Are Americans following the story of Dominique Strauss-Kahn at all? It’s huge news here in France. Here’s my summary of the story:
DSK, (now former) director of the International Monetary Fund and the frontrunner for Socialist candidate in the upcoming French presidential elections, is charged with attempted rape of a chambermaid at the Sofitel Hotel in Manhattan. Police boarded his Air France homebound flight to arrest him. He was then placed in custody at Rikers Island in New York, but he was released Friday on $1 million cash bail, now living under 24-hour house arrest.
The French are outraged at what they consider to be humiliating treatment of DSK by the American legal system. “Innocent until proven guilty” plays out differently here in France, where perp walks and ubiquitous pictures of defendants in handcuffs n’existent pas. What frightens me is that, according to a poll conducted last week, 57% of French people believe he is an innocent victim of a plot.
Here’s my two centimes’ worth:
It’s deeply frightening to me that the French were so quick to jump to DSK’s defense, especially considering the man’s reputation. A known womanizer, he was investigated for abuse of power in 2008 following an affair with a subordinate at the IMF. Another woman has finally decided to press charges against him for attempted rape in 2002. According to a number of articles that have interviewed IMF insiders, it was an unspoken rule not to leave him alone with women. The whole IMF is the sort of place where, according to the International Herald Tribune, “Some women avoid wearing skirts. Others trade whispered tips about overly forward bosses.”
Pardon my French, but, are you fucking kidding me? Here we are in the 21st century, and yet powerful men—some of the most powerful men in the world!—still get away with sexual harassment and abuse, every single day.
To jump to DSK’s defense is to permit, even promote violence against women and a culture of harassment and disrespect. In this as in nearly every case of rape in human history, popular opinion condones men’s behavior and instead blames the female victim for her misfortune.
In a column titled “The impunity of the strong” in yesterday’s IHT, Katha Pollitt said it better than I ever could:
It took a powerless outsider in a foreign country—the housekeeper had no idea that DSK, as one of the world’s most powerful men, was entitled to make violent use of her body—to take action. Now DSK’s defense attorney is saying the sex, if it took place, was consensual. Because nothing is more likely than that a housekeeper—a Muslim widow in a head scarf, no less—will leap at the chance to fellate a 62-year-old hotel guest who springs naked out of the bathroom. [...] Powerful men molest with impunity, enabled by friends, wives, political cronies, a servile press and a culture deeply hostile to women. Tell me again how feminism’s job is over.
One final note, completely beside the point:
As the head of an immensely powerful international organization ostensibly dedicated to reducing global poverty, I find it tactless that DSK was staying in a $3,00o-per-night hotel in the first place.
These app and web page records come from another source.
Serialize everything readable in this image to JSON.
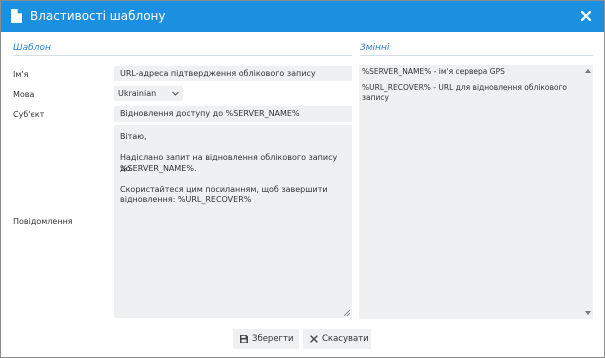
{
  "dialog": {
    "title": "Властивості шаблону",
    "title_icon": "document-icon",
    "close_icon": "close-icon"
  },
  "template_section": {
    "heading": "Шаблон",
    "name_label": "Ім'я",
    "name_value": "URL-адреса підтвердження облікового запису",
    "language_label": "Мова",
    "language_value": "Ukrainian",
    "subject_label": "Суб'єкт",
    "subject_value": "Відновлення доступу до %SERVER_NAME%",
    "message_label": "Повідомлення",
    "message_lines": [
      "Вітаю,",
      "",
      "Надіслано запит на відновлення облікового запису до",
      "%SERVER_NAME%.",
      "",
      "Скористайтеся цим посиланням, щоб завершити",
      "відновлення: %URL_RECOVER%"
    ]
  },
  "variables_section": {
    "heading": "Змінні",
    "items": [
      "%SERVER_NAME% - ім'я сервера GPS",
      "%URL_RECOVER% - URL для відновлення облікового запису"
    ]
  },
  "buttons": {
    "save_label": "Зберегти",
    "save_icon": "floppy-disk-icon",
    "cancel_label": "Скасувати",
    "cancel_icon": "close-icon"
  },
  "colors": {
    "titlebar": "#1b8fe0",
    "section_heading": "#2a82d4",
    "field_background": "#eef0f2"
  }
}
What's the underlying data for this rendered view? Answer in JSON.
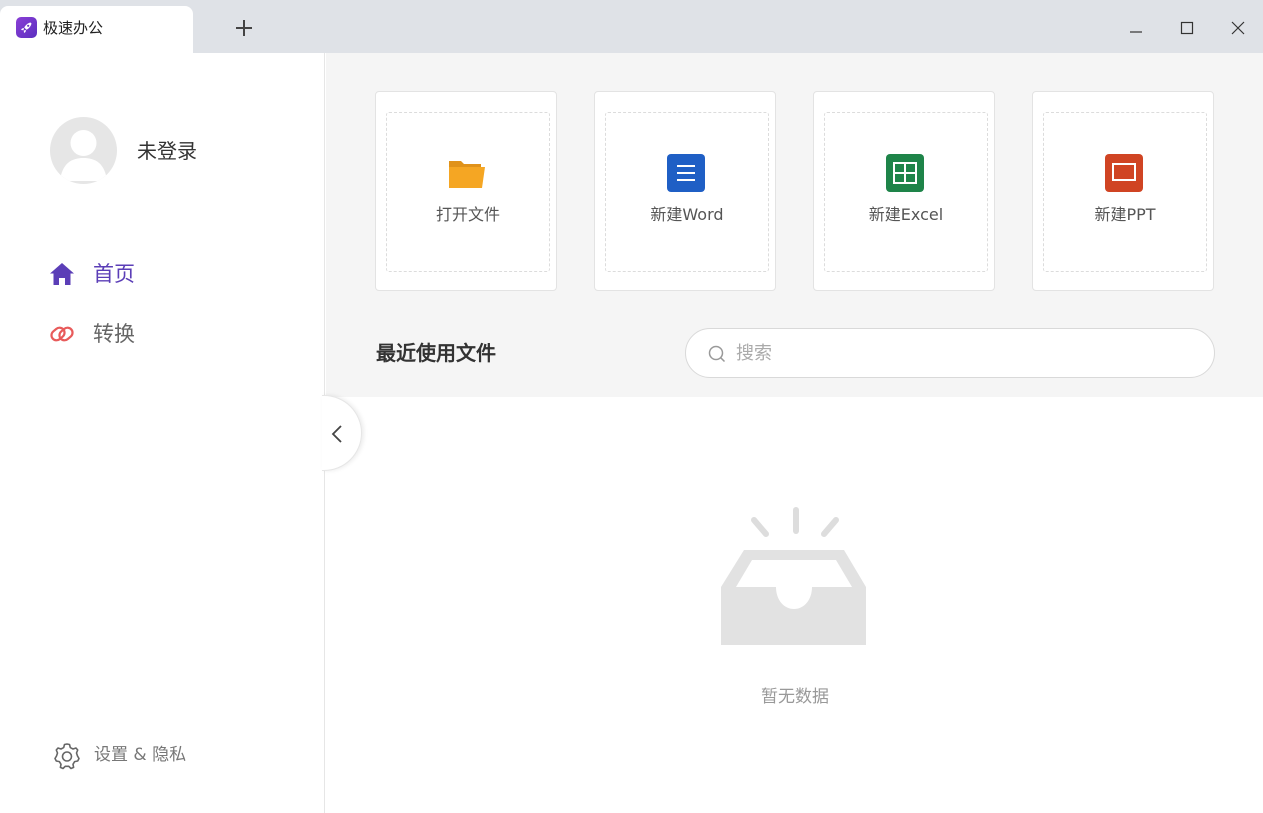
{
  "window": {
    "tab_title": "极速办公",
    "new_tab_icon": "plus-icon",
    "controls": [
      "minimize-icon",
      "maximize-icon",
      "close-icon"
    ]
  },
  "sidebar": {
    "user_name": "未登录",
    "nav": [
      {
        "label": "首页",
        "icon": "home-icon",
        "active": true
      },
      {
        "label": "转换",
        "icon": "convert-icon",
        "active": false
      }
    ],
    "settings_label": "设置 & 隐私"
  },
  "quick_actions": [
    {
      "label": "打开文件",
      "icon": "folder-icon",
      "color": "#f5a623"
    },
    {
      "label": "新建Word",
      "icon": "word-doc-icon",
      "color": "#1f5fc5"
    },
    {
      "label": "新建Excel",
      "icon": "excel-sheet-icon",
      "color": "#1e8449"
    },
    {
      "label": "新建PPT",
      "icon": "ppt-slide-icon",
      "color": "#d04423"
    }
  ],
  "recent": {
    "title": "最近使用文件",
    "search_placeholder": "搜索",
    "empty_text": "暂无数据"
  },
  "colors": {
    "accent": "#5b3eb7",
    "titlebar": "#dfe2e7",
    "content_bg": "#f5f5f5"
  }
}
I read an editorial in a French paper that blamed the whole scandal on America’s rampant francophobia. To that, I roll my eyes and say: Yeah right, France—your military strength, superior capitalism, and fabulous customer service are so very threatening to us that we just had to take it out on your potential Socialist presidential candidate. Now will you please pass the ketchup for my Freedom Fries?